Being a media consumer is tough.

The Internet is full of statements and opinions. We're bombarded with them every day.

How do you decide what's true?

What goes through your head when I say that our government right now is spending 40 percent more than what we take in? Here's another fun fact: because of the new health care law, 17 million kids can no longer be denied for a pre-existing condition.

When you see these types of statements in the wild you don't always stop to think about them. You simply don't have the time. As you consume information you wind up skimming over some claims and focusing on others. When you focus you probably reach a conclusion based on the information at hand: a mix of what you already believe and what information is presented by the author. Your conclusion will be very connected to how the content was framed, how well it was written, and how strongly you believe whatever it is you believed.

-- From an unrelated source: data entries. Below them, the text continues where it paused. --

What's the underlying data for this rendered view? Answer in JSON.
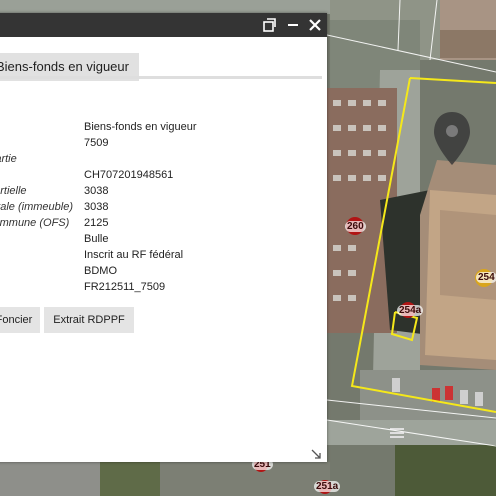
{
  "panel": {
    "tab_label": "Biens-fonds en vigueur",
    "rows": [
      {
        "label": "",
        "value": "Biens-fonds en vigueur"
      },
      {
        "label": "",
        "value": "7509"
      },
      {
        "label": "Partie",
        "value": ""
      },
      {
        "label": "",
        "value": "CH707201948561"
      },
      {
        "label": "partielle",
        "value": "3038"
      },
      {
        "label": "totale (immeuble)",
        "value": "3038"
      },
      {
        "label": "commune (OFS)",
        "value": "2125"
      },
      {
        "label": "",
        "value": "Bulle"
      },
      {
        "label": "",
        "value": "Inscrit au RF fédéral"
      },
      {
        "label": "",
        "value": "BDMO"
      },
      {
        "label": "",
        "value": "FR212511_7509"
      }
    ],
    "buttons": {
      "foncier": "Foncier",
      "rdppf": "Extrait RDPPF"
    }
  },
  "map_labels": [
    "260",
    "254",
    "254a",
    "251",
    "251a"
  ],
  "colors": {
    "selection": "#f5e81a",
    "titlebar": "#343434",
    "marker": "#b11515"
  }
}
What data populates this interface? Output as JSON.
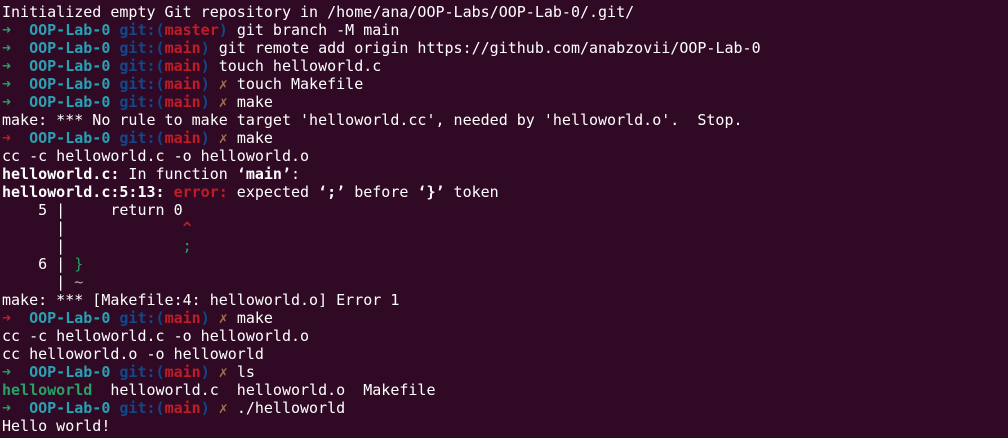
{
  "colors": {
    "background": "#300a24",
    "prompt_arrow_ok": "#26a269",
    "prompt_arrow_err": "#c01c28",
    "dir": "#2aa1b3",
    "git_label": "#12488b",
    "branch": "#c01c28",
    "dirty_mark": "#a2734c",
    "text": "#ffffff"
  },
  "prompt": {
    "arrow": "➜",
    "dir": "OOP-Lab-0",
    "git_open": "git:(",
    "git_close": ")",
    "dirty": "✗"
  },
  "lines": {
    "l1": "Initialized empty Git repository in /home/ana/OOP-Labs/OOP-Lab-0/.git/",
    "l2_branch": "master",
    "l2_cmd": "git branch -M main",
    "l3_branch": "main",
    "l3_cmd": "git remote add origin https://github.com/anabzovii/OOP-Lab-0",
    "l4_branch": "main",
    "l4_cmd": "touch helloworld.c",
    "l5_branch": "main",
    "l5_cmd": "touch Makefile",
    "l6_branch": "main",
    "l6_cmd": "make",
    "l7": "make: *** No rule to make target 'helloworld.cc', needed by 'helloworld.o'.  Stop.",
    "l8_branch": "main",
    "l8_cmd": "make",
    "l9": "cc -c helloworld.c -o helloworld.o",
    "l10_file": "helloworld.c:",
    "l10_text": " In function ",
    "l10_fn": "‘main’",
    "l10_end": ":",
    "l11_loc": "helloworld.c:5:13:",
    "l11_err": " error:",
    "l11_text": " expected ",
    "l11_q1": "‘;’",
    "l11_mid": " before ",
    "l11_q2": "‘}’",
    "l11_end": " token",
    "l12_num": "    5 |",
    "l12_code": "     return 0",
    "l13_gutter": "      |",
    "l13_caret": "             ^",
    "l14_gutter": "      |",
    "l14_fix": "             ;",
    "l15_num": "    6 |",
    "l15_code": " }",
    "l16_gutter": "      |",
    "l16_tilde": " ~",
    "l17": "make: *** [Makefile:4: helloworld.o] Error 1",
    "l18_branch": "main",
    "l18_cmd": "make",
    "l19": "cc -c helloworld.c -o helloworld.o",
    "l20": "cc helloworld.o -o helloworld",
    "l21_branch": "main",
    "l21_cmd": "ls",
    "l22_exec": "helloworld",
    "l22_rest": "  helloworld.c  helloworld.o  Makefile",
    "l23_branch": "main",
    "l23_cmd": "./helloworld",
    "l24": "Hello world!"
  }
}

Often you'll resort to making a judgement call based on what you've seen and heard in the past. Whether you admit it or not, you probably let your own ideologies get in the way. This is perfectly normal.

Having a world view based on accurate information is incredibly important. Democracy simply can't work if the public is misinformed. You're the only person who can be trusted to decide what to believe, you just have to remember to give the truth a fighting chance. This is why I'm working on Truth Goggles, a tool that will help you take a few moments to think when the time is right. It works right in the web browser.

You should activate Truth Goggles right now.

Are the fastened properly? Great! Now I bet you can totally believe me when I say that Republican-leaning states get more in federal dollars than they pay in taxes. You get the idea.

The point of Truth Goggles isn't to tell you what to think, it's to remind you when it's time. It works elsewhere on the internet, but you probably won't find many matches yet. For more information please check out